Patient Care brings primary care clinicians a lot of medical news every day—it’s easy to miss an important study. The Daily Dose provides a concise summary of one of the website's leading stories you may not have seen.
On March 16, 2023, we reported on a study published in JAMA Health Forum that aimed to investigate variations in primary care visit length and quantify the association between visit length and potentially inappropriate prescribing decisions by primary care physicians.
Cross-sectional study that used data from electronic health record systems in primary care offices across the US to analyze adult primary care visits occurring in calendar year 2017. Analysis was conducted from March 2022 through January 2023.
First, researchers examined patient clinical and sociodemographic characteristics correlated with visit length. After controlling for these factors, they determined within-physician changes in potentially inappropriate prescribing decisions by primary care visit duration. The study examined 3 outcomes reflective of potentially inappropriate prescribing:
1. Inappropriate antibiotics for upper respiratory tract infections 2. Coprescribing of opioids and benzodiazepines 3. Potentially inappropriate prescribing for older adults.
The final sample included 8 119 161 visits among 4 360 445 patients, with 8091 US primary care physicians.
The duration of visits varied significantly between and within primary care physicians. The median physician in the sample spent an average 18.9 minutes with each patient. In the top quartile for visit duration, clinicians averaged ≥24.6 minutes with each patient, while those in the bottom quartile saw each patient for an average of ≤14.1 minutes.
When the researchers analyzed prescribing decisions, they found that:
55.7% of 222 667 visits for upper respiratory tract infections involved an inappropriate antibiotic prescription
3.4% of 1 571 935 visits for painful conditions involved coprescribing opioids and benzodiazepines
1.1% of 2 756 365 visits for adults aged ≥65 years involved the prescription of medications contraindicated by the Beers criteria)
For every additional minute of visit length, the likelihood of inappropriate antibiotic prescribing decreased by 0.11% and the likelihood of opioid and benzodiazepine coprescribing decreased by 0.01%. Potentially inappropriate prescribing among older adults increased slightly as a function of visit length (0.004%).

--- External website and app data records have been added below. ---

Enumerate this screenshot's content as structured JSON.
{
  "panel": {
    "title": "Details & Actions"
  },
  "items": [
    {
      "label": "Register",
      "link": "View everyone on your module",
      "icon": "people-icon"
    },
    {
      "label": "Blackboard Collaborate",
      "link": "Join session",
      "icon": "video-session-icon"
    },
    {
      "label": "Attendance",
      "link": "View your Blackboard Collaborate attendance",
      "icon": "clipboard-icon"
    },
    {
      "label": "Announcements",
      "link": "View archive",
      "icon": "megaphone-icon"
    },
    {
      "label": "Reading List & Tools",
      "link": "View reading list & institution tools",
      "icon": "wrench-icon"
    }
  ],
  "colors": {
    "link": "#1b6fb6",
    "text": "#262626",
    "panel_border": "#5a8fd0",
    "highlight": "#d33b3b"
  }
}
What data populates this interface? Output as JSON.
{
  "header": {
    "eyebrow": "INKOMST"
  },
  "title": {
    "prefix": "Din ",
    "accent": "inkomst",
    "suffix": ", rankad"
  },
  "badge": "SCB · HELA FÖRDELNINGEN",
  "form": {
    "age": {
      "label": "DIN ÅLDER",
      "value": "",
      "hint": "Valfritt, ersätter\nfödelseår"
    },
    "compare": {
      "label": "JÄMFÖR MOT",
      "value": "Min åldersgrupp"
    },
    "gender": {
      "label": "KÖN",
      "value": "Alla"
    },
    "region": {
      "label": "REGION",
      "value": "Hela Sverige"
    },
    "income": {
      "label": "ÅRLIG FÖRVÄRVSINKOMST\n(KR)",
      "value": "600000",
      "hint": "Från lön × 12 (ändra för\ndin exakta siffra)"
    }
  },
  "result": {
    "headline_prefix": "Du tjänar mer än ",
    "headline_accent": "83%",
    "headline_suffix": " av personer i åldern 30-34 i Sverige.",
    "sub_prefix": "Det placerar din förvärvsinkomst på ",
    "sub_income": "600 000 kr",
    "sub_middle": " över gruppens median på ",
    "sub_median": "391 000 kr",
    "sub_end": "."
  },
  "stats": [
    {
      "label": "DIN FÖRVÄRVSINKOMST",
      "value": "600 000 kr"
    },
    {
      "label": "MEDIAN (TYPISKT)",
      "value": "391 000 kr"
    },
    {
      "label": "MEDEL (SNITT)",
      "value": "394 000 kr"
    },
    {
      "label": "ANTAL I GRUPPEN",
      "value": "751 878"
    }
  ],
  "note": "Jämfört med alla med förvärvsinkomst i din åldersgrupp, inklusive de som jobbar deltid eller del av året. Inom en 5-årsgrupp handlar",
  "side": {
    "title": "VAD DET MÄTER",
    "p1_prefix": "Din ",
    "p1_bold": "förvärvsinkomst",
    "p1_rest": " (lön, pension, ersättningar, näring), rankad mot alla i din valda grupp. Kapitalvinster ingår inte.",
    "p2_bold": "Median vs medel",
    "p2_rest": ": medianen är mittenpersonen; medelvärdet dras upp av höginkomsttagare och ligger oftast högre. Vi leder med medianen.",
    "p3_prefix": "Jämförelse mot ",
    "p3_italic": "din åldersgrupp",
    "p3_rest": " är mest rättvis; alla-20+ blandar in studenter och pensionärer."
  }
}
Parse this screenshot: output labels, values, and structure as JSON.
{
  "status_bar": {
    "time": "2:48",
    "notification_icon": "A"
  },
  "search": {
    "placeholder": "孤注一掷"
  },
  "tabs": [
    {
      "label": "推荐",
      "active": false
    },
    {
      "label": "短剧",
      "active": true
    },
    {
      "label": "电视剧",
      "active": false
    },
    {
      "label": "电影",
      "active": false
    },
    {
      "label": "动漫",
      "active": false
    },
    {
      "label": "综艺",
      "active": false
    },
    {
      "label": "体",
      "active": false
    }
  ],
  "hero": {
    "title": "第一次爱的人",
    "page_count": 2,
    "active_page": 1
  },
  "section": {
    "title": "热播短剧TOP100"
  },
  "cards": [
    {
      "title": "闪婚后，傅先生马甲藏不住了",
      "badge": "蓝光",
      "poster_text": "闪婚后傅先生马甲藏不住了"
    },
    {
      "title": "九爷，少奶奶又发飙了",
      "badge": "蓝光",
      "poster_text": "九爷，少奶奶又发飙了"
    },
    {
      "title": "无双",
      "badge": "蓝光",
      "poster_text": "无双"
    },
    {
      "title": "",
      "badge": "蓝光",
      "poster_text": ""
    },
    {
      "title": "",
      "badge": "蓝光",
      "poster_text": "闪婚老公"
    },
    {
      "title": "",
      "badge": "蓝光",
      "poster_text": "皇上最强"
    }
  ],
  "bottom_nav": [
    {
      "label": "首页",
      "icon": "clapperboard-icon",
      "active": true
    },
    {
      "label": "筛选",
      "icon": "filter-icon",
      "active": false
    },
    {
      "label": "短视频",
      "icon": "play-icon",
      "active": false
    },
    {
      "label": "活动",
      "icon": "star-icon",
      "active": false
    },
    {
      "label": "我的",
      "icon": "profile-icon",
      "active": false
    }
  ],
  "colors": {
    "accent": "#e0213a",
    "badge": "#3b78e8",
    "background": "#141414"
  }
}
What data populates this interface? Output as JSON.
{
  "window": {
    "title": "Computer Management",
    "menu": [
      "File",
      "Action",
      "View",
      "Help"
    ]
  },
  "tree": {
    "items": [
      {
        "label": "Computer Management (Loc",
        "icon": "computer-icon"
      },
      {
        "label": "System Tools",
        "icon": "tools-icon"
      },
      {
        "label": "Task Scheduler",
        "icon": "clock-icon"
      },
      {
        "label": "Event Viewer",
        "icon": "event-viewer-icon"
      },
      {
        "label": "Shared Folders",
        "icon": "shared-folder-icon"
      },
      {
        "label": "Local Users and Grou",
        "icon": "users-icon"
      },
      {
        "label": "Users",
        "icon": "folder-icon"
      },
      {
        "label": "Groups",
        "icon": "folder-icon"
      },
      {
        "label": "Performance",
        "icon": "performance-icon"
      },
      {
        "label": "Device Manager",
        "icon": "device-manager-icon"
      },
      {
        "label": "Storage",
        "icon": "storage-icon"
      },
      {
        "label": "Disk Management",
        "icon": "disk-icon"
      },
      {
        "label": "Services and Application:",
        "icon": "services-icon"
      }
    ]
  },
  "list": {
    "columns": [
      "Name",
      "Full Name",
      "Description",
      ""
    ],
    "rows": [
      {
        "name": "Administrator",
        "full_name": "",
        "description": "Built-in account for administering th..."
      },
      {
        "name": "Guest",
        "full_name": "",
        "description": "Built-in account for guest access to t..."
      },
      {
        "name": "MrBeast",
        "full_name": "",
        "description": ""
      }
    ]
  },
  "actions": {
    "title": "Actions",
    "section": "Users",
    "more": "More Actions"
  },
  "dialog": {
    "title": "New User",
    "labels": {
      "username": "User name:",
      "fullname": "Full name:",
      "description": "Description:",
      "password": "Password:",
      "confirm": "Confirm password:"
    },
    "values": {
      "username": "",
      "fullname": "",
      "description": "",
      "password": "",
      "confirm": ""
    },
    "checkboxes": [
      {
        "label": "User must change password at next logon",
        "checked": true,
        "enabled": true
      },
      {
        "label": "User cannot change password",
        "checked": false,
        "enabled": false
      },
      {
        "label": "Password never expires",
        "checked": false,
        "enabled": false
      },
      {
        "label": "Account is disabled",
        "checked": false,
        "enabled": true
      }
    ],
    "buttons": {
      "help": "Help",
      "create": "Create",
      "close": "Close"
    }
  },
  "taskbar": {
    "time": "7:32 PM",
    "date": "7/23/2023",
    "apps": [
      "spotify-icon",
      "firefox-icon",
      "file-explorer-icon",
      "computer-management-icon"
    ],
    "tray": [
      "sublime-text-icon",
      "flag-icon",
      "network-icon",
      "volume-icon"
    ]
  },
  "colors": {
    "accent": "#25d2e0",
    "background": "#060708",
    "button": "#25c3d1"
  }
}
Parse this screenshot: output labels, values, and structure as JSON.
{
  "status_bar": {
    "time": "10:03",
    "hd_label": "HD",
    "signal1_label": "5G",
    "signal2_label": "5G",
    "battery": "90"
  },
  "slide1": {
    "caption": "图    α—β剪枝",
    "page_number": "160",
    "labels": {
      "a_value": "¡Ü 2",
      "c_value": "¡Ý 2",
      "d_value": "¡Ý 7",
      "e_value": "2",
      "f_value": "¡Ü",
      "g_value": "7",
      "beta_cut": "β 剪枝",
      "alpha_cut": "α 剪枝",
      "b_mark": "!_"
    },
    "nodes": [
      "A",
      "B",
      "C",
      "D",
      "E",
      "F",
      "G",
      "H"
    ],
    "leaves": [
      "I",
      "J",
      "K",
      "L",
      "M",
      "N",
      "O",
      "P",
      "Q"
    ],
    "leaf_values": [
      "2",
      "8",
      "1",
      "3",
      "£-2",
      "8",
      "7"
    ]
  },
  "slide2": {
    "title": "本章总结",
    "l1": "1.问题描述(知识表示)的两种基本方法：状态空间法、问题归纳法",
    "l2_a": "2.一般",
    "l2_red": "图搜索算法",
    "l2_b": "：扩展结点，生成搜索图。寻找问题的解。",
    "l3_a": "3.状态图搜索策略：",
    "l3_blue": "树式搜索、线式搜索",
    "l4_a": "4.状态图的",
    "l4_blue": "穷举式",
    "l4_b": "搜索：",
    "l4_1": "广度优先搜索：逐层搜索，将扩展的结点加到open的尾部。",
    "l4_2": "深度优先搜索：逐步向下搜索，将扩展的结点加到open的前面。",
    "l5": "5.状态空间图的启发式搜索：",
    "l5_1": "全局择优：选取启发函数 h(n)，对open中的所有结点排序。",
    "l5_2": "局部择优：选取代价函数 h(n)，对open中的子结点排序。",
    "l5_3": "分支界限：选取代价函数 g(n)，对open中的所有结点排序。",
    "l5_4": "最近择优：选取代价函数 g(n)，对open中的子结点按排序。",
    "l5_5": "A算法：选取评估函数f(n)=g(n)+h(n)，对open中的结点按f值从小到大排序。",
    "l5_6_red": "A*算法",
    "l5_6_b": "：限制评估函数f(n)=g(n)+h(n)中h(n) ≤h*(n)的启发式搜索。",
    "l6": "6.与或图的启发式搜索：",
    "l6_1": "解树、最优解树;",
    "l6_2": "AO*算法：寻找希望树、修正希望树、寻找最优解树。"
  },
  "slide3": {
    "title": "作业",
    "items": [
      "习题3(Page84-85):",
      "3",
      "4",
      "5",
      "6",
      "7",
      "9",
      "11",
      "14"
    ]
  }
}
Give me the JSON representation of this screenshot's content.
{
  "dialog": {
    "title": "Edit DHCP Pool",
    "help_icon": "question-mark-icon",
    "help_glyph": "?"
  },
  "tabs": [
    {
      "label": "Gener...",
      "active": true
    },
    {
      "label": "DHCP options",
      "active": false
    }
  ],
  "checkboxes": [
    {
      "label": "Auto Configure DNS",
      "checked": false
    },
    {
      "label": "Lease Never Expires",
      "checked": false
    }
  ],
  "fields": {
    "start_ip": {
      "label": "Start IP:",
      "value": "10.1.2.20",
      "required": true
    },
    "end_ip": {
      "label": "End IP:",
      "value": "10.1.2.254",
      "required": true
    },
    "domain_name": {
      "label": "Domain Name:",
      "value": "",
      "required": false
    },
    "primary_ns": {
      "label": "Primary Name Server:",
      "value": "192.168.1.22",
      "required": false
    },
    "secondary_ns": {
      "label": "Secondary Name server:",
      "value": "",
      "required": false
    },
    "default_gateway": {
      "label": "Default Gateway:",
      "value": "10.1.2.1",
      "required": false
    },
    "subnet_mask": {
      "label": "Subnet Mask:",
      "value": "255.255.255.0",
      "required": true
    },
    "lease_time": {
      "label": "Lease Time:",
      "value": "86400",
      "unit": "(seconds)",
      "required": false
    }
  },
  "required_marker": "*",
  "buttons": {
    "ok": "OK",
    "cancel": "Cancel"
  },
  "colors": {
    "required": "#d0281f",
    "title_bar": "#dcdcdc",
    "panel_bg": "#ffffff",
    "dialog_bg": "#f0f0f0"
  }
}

The investigators found that visit length was significantly associated with “nearly every patient and visit characteristic.” Longer visits were more complex (ie, more diagnoses recorded and/or more chronic conditions coded). Shorter visits were more frequent among established vs new patients, men vs women, younger vs older patients, non-Hispanic Black and patients from other racial and ethnic groups vs non-Hispanic White patients, and patients with public insurance vs commercial insurance.
Note from authors
"Our analyses highlight the fundamental tension between the volume incentives embedded in fee-for-service reimbursement systems and quality of care. While our results do not suggest an optimal visit length, they do suggest that physicians’ time is not always allocated based on patient complexity. Such findings suggest opportunities for a more equitable distribution.”